Data about app and page elements:
-- Opening Marker --
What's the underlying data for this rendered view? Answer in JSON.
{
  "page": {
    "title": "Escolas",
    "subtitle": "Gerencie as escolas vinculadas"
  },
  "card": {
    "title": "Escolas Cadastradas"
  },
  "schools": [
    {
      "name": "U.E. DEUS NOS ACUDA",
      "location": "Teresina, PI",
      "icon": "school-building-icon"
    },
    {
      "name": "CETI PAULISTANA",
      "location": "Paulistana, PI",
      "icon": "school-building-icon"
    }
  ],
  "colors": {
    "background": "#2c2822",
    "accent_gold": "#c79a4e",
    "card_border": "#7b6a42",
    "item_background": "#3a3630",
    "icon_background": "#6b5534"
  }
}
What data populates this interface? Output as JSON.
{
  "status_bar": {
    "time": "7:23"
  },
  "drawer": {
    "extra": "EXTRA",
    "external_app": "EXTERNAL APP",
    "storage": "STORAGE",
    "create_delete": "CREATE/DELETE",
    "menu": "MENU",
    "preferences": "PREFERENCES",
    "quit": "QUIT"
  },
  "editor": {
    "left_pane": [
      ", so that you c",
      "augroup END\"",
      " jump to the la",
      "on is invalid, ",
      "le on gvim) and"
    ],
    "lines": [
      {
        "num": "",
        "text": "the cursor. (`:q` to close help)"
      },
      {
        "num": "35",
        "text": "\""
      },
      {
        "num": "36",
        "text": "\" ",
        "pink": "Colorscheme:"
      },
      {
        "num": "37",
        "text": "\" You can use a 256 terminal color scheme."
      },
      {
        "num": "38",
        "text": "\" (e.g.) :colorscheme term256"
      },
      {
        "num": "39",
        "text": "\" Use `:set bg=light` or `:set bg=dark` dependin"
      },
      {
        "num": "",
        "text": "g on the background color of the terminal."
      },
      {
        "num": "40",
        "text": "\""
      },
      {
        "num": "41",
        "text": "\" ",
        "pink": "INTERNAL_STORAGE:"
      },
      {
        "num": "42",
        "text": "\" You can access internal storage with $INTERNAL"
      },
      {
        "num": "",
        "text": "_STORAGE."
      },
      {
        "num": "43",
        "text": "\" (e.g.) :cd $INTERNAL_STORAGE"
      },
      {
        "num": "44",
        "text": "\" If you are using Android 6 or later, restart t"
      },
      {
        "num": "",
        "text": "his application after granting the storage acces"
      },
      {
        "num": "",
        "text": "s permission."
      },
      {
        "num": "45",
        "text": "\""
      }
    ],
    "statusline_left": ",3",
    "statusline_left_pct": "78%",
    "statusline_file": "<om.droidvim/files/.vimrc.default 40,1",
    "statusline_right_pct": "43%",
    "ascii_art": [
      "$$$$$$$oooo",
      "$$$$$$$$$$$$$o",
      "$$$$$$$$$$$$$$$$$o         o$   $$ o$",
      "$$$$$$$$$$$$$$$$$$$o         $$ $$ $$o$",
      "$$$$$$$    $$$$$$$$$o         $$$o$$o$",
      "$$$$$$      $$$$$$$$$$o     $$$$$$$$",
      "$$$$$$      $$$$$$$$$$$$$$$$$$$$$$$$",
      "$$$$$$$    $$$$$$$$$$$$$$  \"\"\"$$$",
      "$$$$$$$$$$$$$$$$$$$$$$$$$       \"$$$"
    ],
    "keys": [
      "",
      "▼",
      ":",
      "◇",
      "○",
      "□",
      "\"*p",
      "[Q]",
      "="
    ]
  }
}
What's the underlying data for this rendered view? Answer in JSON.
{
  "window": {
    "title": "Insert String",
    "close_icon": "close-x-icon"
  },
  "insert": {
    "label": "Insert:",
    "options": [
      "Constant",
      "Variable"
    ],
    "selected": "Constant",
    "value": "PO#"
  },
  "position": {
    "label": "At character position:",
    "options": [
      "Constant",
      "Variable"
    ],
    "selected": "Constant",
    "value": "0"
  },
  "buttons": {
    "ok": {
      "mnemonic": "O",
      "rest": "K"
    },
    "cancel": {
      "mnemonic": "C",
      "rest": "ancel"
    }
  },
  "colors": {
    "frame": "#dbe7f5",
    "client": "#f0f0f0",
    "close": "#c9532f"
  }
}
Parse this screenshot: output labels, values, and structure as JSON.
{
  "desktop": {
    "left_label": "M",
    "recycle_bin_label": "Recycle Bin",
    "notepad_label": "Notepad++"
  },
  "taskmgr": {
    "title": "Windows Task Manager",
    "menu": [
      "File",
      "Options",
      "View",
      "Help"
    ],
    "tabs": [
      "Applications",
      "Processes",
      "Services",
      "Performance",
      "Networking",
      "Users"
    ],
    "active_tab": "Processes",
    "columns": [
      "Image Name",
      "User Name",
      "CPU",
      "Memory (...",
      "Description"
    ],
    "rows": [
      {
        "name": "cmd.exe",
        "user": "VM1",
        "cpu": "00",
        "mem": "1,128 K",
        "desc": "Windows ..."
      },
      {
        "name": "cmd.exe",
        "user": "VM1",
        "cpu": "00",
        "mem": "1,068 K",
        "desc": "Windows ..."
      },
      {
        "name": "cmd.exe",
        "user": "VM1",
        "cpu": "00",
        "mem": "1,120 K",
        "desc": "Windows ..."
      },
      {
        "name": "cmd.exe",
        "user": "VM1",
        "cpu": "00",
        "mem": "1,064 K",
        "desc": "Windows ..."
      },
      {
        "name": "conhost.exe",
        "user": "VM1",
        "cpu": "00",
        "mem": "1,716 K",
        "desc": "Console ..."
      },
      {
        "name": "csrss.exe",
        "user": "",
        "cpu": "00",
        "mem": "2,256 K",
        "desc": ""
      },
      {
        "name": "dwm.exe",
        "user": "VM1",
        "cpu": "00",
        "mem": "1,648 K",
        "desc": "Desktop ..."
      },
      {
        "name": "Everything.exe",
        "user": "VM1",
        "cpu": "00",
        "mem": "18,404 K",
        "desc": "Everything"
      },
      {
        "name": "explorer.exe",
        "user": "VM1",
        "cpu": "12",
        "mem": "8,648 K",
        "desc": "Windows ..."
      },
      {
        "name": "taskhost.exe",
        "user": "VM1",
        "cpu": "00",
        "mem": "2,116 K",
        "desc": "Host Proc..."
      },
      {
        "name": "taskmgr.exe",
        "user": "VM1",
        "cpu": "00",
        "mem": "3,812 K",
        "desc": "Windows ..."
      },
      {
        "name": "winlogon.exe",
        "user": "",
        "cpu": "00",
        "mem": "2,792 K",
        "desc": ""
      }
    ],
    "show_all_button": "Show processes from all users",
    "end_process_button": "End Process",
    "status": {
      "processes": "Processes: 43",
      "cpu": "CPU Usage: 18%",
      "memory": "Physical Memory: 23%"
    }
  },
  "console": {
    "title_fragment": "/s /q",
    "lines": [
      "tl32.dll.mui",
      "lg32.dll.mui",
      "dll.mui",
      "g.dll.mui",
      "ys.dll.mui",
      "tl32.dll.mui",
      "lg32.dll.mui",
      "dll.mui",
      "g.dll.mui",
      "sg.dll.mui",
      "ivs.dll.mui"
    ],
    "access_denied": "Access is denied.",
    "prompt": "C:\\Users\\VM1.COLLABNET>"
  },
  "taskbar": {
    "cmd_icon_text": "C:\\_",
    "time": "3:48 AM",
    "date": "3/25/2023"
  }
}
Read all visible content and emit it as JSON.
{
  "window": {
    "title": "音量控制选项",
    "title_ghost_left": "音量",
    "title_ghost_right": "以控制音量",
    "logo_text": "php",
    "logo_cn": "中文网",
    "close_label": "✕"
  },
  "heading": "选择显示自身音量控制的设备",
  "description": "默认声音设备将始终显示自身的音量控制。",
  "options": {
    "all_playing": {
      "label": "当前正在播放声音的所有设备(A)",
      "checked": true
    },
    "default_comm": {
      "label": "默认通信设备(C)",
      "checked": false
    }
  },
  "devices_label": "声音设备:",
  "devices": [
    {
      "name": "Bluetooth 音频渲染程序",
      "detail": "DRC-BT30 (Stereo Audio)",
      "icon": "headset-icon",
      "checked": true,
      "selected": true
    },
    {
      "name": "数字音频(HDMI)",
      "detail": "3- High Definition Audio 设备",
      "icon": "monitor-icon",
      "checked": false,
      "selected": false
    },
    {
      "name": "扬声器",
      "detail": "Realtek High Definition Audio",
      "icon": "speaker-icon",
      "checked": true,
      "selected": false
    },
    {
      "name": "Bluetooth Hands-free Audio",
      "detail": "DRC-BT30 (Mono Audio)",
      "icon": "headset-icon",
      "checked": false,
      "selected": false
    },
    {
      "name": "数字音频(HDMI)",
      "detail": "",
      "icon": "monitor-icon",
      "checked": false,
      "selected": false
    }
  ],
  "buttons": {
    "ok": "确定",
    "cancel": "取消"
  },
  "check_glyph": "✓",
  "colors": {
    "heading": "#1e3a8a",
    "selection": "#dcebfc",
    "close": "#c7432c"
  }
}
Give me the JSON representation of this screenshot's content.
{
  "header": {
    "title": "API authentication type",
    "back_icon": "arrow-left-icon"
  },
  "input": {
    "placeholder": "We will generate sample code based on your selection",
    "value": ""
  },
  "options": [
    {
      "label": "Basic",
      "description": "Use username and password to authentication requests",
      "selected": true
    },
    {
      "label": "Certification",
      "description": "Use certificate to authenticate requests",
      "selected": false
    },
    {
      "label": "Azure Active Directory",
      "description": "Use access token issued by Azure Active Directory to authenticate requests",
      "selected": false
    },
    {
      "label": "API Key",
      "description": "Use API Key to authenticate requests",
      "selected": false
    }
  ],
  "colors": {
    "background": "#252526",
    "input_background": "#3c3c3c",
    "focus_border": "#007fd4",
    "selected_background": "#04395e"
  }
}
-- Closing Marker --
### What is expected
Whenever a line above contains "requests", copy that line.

### Solution
      "description": "Use username and password to authentication requests",
      "description": "Use certificate to authenticate requests",
      "description": "Use access token issued by Azure Active Directory to authenticate requests",
      "description": "Use API Key to authenticate requests",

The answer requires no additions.